Your objective :: From the listing below, return every line with the string "JSON" in it.

::: Data extract

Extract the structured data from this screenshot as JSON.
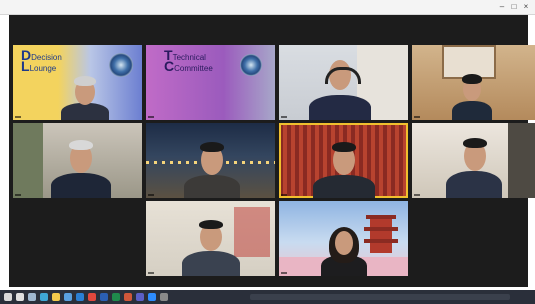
{
  "window": {
    "title": ""
  },
  "participants": [
    {
      "id": "decision-lounge",
      "name": "",
      "slide_title_line1": "Decision",
      "slide_title_line2": "Lounge"
    },
    {
      "id": "technical-committee",
      "name": "",
      "slide_title_line1": "Technical",
      "slide_title_line2": "Committee"
    },
    {
      "id": "p3",
      "name": ""
    },
    {
      "id": "p4",
      "name": ""
    },
    {
      "id": "p5",
      "name": ""
    },
    {
      "id": "p6",
      "name": ""
    },
    {
      "id": "p7",
      "name": ""
    },
    {
      "id": "p8",
      "name": ""
    },
    {
      "id": "p9",
      "name": ""
    },
    {
      "id": "p10",
      "name": ""
    }
  ],
  "taskbar": {
    "icons": [
      "start-icon",
      "search-icon",
      "task-view-icon",
      "edge-icon",
      "folder-icon",
      "store-icon",
      "mail-icon",
      "chrome-icon",
      "word-icon",
      "excel-icon",
      "powerpoint-icon",
      "teams-icon",
      "zoom-icon",
      "settings-icon"
    ]
  },
  "colors": {
    "active_speaker": "#f0c02e",
    "grid_background": "#1c1c1c"
  }
}
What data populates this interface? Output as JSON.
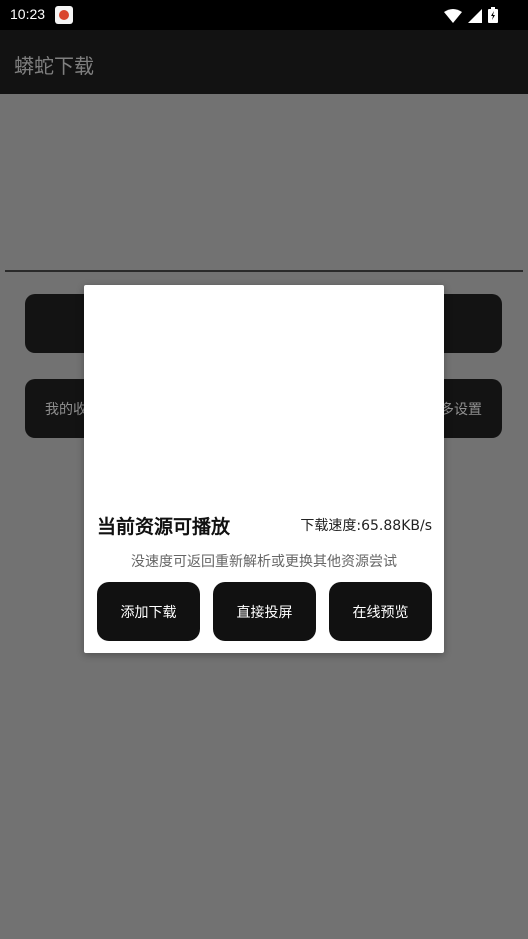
{
  "status_bar": {
    "time": "10:23"
  },
  "toolbar": {
    "title": "蟒蛇下载"
  },
  "cards": {
    "row2_left": "我的收",
    "row2_right": "多设置"
  },
  "dialog": {
    "title": "当前资源可播放",
    "speed": "下载速度:65.88KB/s",
    "tip": "没速度可返回重新解析或更换其他资源尝试",
    "buttons": {
      "add_download": "添加下载",
      "cast": "直接投屏",
      "preview": "在线预览"
    }
  },
  "colors": {
    "status_bar": "#000000",
    "toolbar": "#121212",
    "overlay_bg": "#727272",
    "card_bg": "#131313",
    "dialog_bg": "#ffffff",
    "button_bg": "#111111"
  },
  "icons": [
    "app-notification-icon",
    "wifi-icon",
    "signal-icon",
    "battery-icon"
  ]
}
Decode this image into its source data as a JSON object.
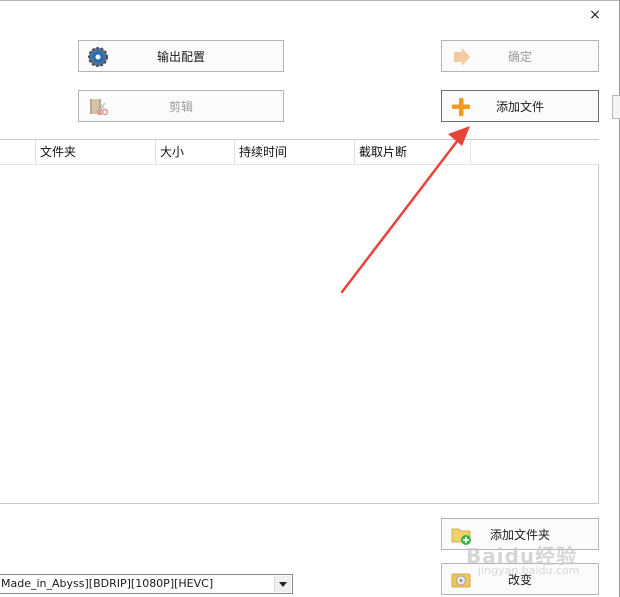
{
  "window": {
    "close_glyph": "×"
  },
  "buttons": {
    "output_config": "输出配置",
    "ok": "确定",
    "clip": "剪辑",
    "add_file": "添加文件",
    "add_folder": "添加文件夹",
    "change": "改变"
  },
  "file_list": {
    "columns": [
      "",
      "文件夹",
      "大小",
      "持续时间",
      "截取片断"
    ],
    "rows": []
  },
  "output_profile": {
    "selected": "Made_in_Abyss][BDRIP][1080P][HEVC]"
  },
  "watermark": {
    "text": "Baidu经验",
    "sub": "jingyan.baidu.com"
  },
  "colors": {
    "annotation_arrow": "#e8443a",
    "add_icon": "#f29b24"
  }
}
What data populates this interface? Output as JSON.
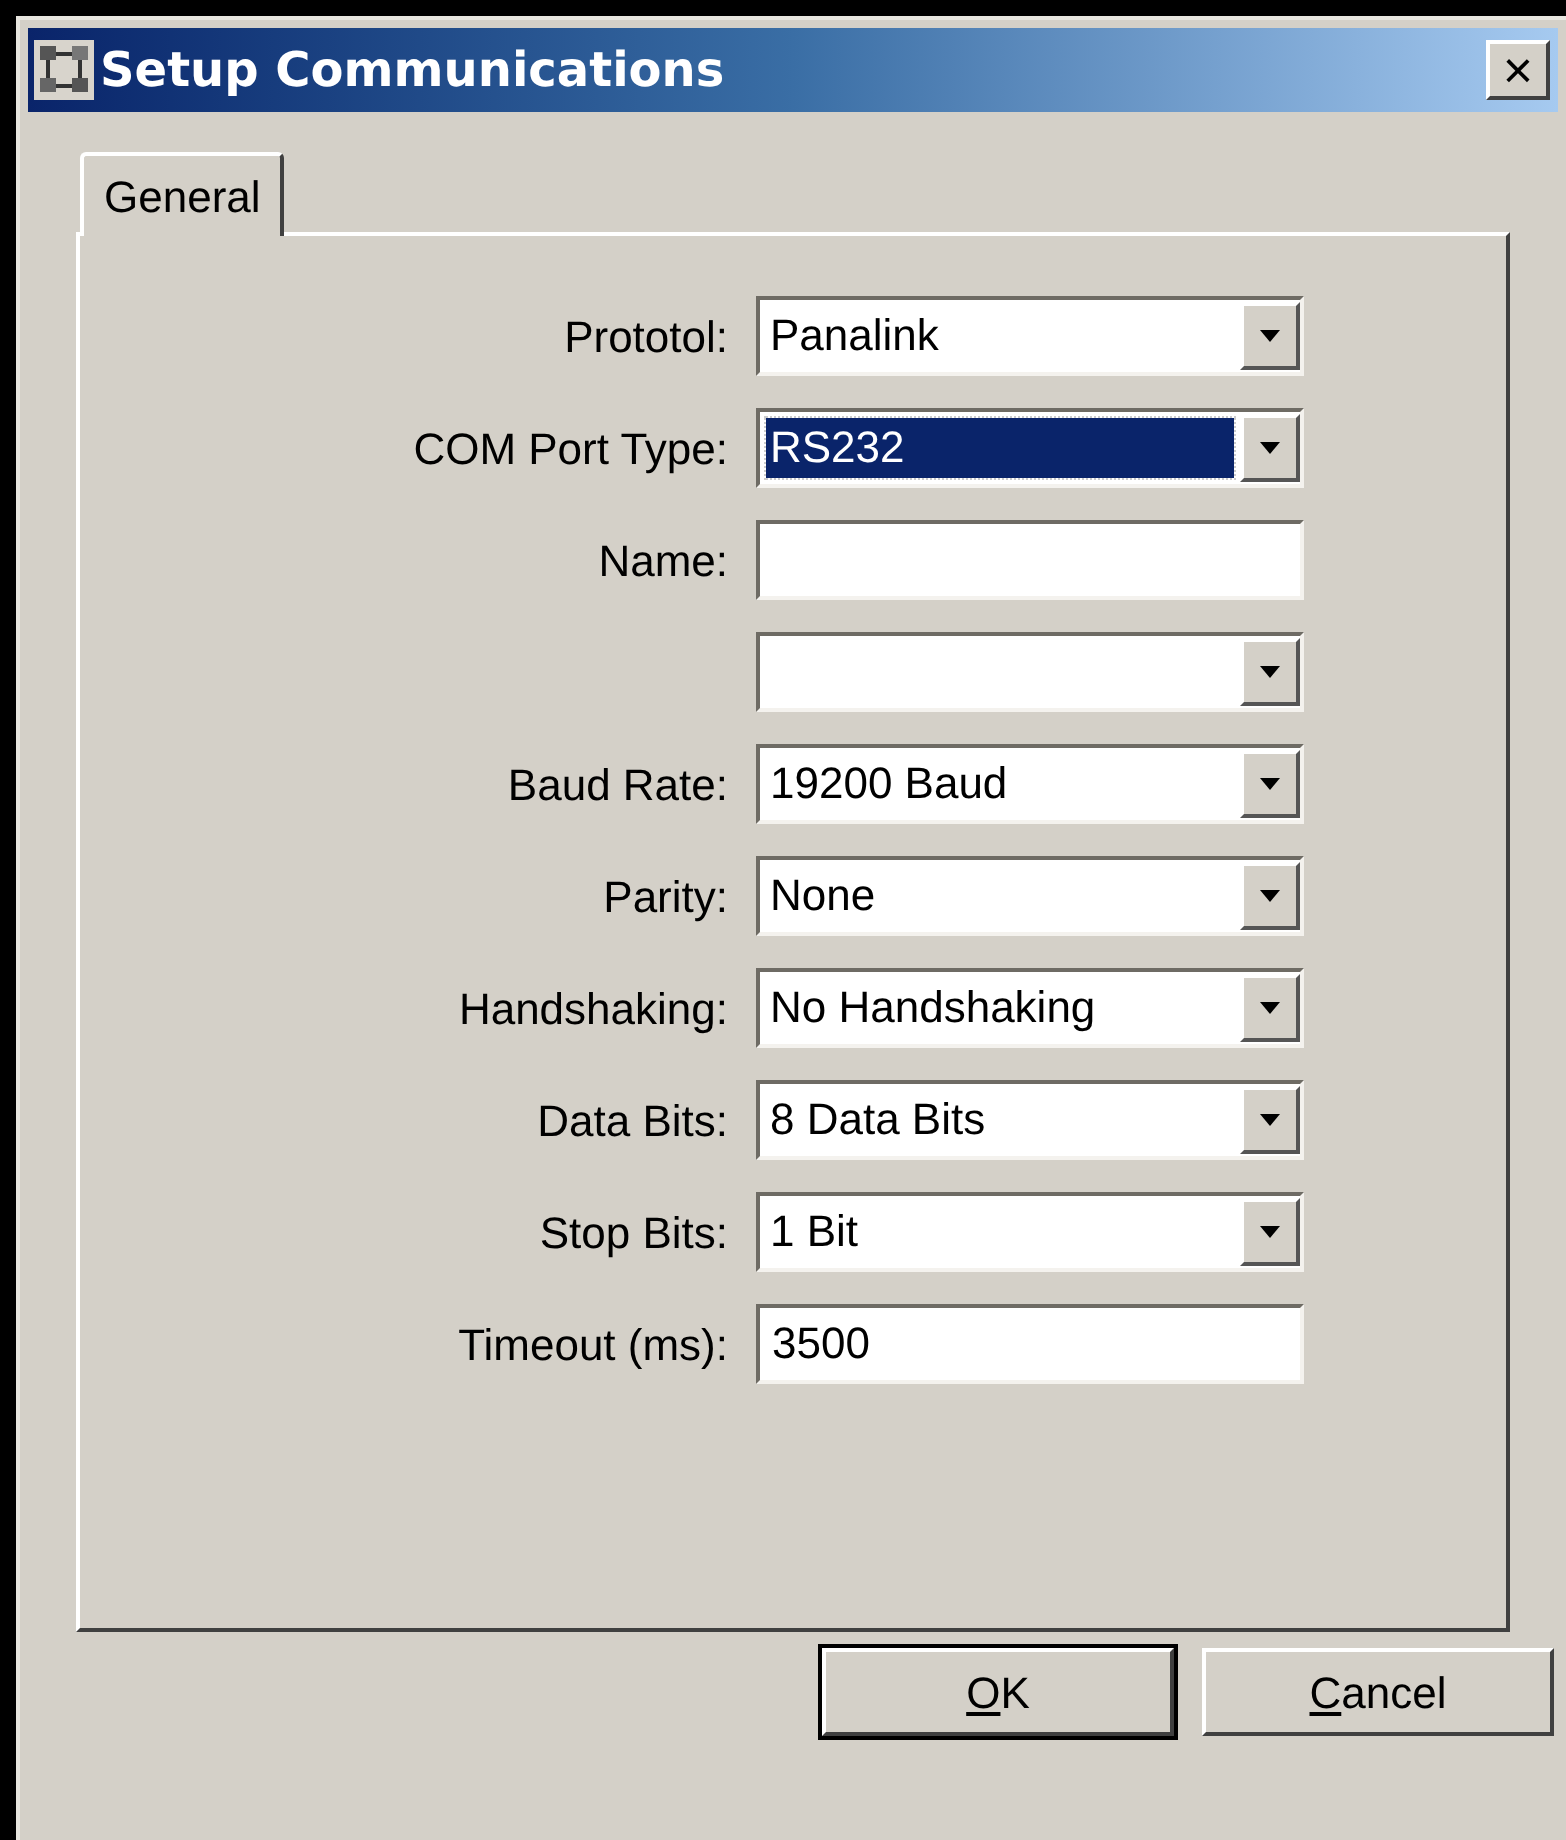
{
  "window": {
    "title": "Setup Communications",
    "close": "×"
  },
  "tabs": [
    {
      "label": "General",
      "selected": true
    }
  ],
  "fields": [
    {
      "kind": "dropdown",
      "label": "Prototol:",
      "value": "Panalink",
      "selected": false
    },
    {
      "kind": "dropdown",
      "label": "COM Port Type:",
      "value": "RS232",
      "selected": true
    },
    {
      "kind": "text",
      "label": "Name:"
    },
    {
      "kind": "dropdown",
      "selected": false
    },
    {
      "kind": "dropdown",
      "label": "Baud Rate:",
      "value": "19200 Baud",
      "selected": false
    },
    {
      "kind": "dropdown",
      "label": "Parity:",
      "value": "None",
      "selected": false
    },
    {
      "kind": "dropdown",
      "label": "Handshaking:",
      "value": "No Handshaking",
      "selected": false
    },
    {
      "kind": "dropdown",
      "label": "Data Bits:",
      "value": "8 Data Bits",
      "selected": false
    },
    {
      "kind": "dropdown",
      "label": "Stop Bits:",
      "value": "1 Bit",
      "selected": false
    },
    {
      "kind": "text",
      "label": "Timeout (ms):",
      "value": "3500"
    }
  ],
  "buttons": [
    {
      "label": "OK",
      "default": true
    },
    {
      "label": "Cancel",
      "default": false
    }
  ]
}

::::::

Solution for this problem ::
Extract the structured data from this screenshot as JSON.
What data populates this interface? Output as JSON.
Decode this image into its source data as a JSON object.
What data populates this interface? Output as JSON.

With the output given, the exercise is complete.